Why Penguin Feet Don't Freeze

How long could you stand on Antarctic ice before your bare feet froze solid? A minute, maybe two? If you're an emperor penguin, you can do it for two months, and in wind chills as low as -75ยบ F. Those naked bird feet may look positively frigid, but their special circulation acts as a kind of antifreeze to keep them just warm enough that they don't freeze. Penguins' legs and feet have evolved to lose as little heat as possible. They hold onto heat by restricting blood flow in really cold weather, keeping foot temperature just above freezing. Their legs work like a heat exchange system — blood vessels to and from the feet are very narrow and woven closely together, cooling the blood from the body on the way to the feet and heating the blood as it returns to the body. Feet get cool blood so there's less heat to lose, while the body stays toasty. Humans have the ability to restrict blood flow to their extremities in cold weather too, although not as dramatically as penguins.

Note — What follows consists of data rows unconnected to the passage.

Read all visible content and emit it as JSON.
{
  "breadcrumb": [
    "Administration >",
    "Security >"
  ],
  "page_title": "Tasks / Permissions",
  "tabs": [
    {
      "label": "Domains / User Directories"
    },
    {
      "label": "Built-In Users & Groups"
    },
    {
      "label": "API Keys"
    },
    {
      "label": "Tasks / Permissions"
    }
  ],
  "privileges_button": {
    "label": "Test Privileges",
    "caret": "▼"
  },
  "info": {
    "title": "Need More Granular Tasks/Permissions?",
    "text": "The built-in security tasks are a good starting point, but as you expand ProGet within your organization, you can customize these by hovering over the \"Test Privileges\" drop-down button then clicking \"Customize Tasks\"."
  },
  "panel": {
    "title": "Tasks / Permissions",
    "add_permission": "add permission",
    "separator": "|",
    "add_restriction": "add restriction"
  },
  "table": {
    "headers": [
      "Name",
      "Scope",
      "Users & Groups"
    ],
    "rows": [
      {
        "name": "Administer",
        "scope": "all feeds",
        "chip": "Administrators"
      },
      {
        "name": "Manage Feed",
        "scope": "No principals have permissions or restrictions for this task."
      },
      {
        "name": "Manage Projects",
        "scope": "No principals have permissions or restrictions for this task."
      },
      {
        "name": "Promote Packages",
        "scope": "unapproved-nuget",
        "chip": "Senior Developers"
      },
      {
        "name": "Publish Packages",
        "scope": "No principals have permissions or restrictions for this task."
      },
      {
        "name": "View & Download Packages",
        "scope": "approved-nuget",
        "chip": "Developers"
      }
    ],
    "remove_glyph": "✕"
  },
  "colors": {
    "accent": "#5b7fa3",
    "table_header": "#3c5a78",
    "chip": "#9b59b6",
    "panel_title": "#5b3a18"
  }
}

Your hands get whiter during freezing weather because there's less blood in them because it has been redirected to the core of your body to make sure your vital organs stay warm.